As Agency of Record for Imperial Wholesale, a national, family owned tile, natural stone, and flooring retailer and wholesaler distributing to several hundred retailers around the country, we are always seeking to optimize ROI (return on investment) and ROAS (return on ad spend).

Hypotheses

This particular case study focuses on one of the many marketing campaigns that we’ve carried out for Imperial Wholesale. In particular, we examine how a multitude of variables interplayed to lead to the conclusion that a higher percentage discount offered to customers would actually generate a higher ROI, even though, at first glance, it seemed as if the client was reducing margins.

It seems obvious that if you offer a customer a 10% discount, they’ll be more likely to buy than if you offer them a 5% discount.

It also seems obvious that if you offer a greater discount on each individual sale, you’ll generate lower margins.

Test

Here is how events unfolded. We A/B tested running a 10% discount coupon vs. a 5% discount coupon. We limited the maximum discount in both cases to a maximum of $100 off of any order.

Imperial Coupons Side by Side

5% off vs. 10% off

One would expect the 10% coupon to generate most activity in terms of phone calls, contact forms, coupon downloads (i.e. “engagement”) than the 5% coupon, and indeed it did.

The 10% coupon generated 47.4% more engagement than the 5% coupon.

Since this was an even split A/B test, the cost to drive leads to version A and to version B was equal.

But now the question becomes, while the 10% version generated 47.4% more engagement than the 5% version, was the overall ROI better, or was there a decrease in margins with sales that included the 10% discount that made ROI worse?

Results

The answer is that the 10% discount actually generated higher ROI than the 5% discount. This is because almost all of the sales that were generated off of either coupon exceeded $2,000. And, since 10% of $2,000 is $200 and 5% of $2,000 is $100, nearly all sales, whether they used the 10% or the 5% coupon, maxed out the discount at $100. Remember that the offer terms stated that the maximum discount amount was $100.

As a side note, we had previously run a test with this client where we had concluded that limiting the total discount dollars to $100 did not significantly impact engagement or business.

Conclusion

In summary, the same amount of ad spend generated more engagement, more transactions, more total revenue, and more total margin dollars when the 10% coupon was used vs. when the 5% coupon was used.

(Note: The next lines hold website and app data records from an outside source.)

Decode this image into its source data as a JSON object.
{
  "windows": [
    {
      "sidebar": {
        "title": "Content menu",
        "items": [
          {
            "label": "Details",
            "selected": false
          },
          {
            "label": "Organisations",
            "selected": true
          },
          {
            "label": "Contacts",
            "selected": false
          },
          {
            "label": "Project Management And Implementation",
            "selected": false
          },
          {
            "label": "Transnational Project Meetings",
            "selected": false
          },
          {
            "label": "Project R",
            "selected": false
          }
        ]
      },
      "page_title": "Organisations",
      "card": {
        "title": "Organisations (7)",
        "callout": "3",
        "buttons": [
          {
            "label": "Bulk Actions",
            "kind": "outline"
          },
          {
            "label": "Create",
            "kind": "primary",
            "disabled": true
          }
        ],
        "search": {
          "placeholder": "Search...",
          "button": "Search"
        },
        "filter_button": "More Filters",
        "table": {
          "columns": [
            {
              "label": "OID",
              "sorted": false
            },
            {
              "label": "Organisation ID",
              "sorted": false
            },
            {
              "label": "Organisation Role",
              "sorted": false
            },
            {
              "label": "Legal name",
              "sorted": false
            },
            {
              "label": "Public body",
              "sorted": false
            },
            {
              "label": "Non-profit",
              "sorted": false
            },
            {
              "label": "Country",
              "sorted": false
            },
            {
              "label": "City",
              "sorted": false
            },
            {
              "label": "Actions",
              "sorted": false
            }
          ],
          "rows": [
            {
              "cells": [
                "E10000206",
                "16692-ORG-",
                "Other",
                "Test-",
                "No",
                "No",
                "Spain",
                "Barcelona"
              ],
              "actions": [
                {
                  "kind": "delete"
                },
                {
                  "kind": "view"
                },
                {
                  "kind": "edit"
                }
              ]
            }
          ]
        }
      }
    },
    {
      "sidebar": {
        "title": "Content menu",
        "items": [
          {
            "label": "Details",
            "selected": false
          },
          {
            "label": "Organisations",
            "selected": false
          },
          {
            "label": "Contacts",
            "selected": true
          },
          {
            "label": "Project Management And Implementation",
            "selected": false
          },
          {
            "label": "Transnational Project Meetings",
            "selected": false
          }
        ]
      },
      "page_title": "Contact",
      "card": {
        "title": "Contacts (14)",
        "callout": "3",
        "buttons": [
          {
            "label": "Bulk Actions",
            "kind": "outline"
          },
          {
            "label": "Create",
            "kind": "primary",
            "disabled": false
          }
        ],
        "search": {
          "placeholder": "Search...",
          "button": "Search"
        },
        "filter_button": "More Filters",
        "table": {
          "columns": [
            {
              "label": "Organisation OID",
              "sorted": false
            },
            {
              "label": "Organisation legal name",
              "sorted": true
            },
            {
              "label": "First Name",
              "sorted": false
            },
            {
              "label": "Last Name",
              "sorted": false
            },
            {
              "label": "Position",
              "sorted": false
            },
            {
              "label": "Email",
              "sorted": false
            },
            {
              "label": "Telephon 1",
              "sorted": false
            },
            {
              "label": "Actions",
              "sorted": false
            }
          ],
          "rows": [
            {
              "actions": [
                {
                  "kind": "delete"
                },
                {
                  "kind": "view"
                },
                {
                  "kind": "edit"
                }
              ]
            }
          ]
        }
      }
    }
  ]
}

This type of analysis that goes beyond simple crafting of an offer and explores ultimate conversion and bottom line impact is just one example among thousands of how Zion & Zion partners with our clients to grow and optimize their businesses.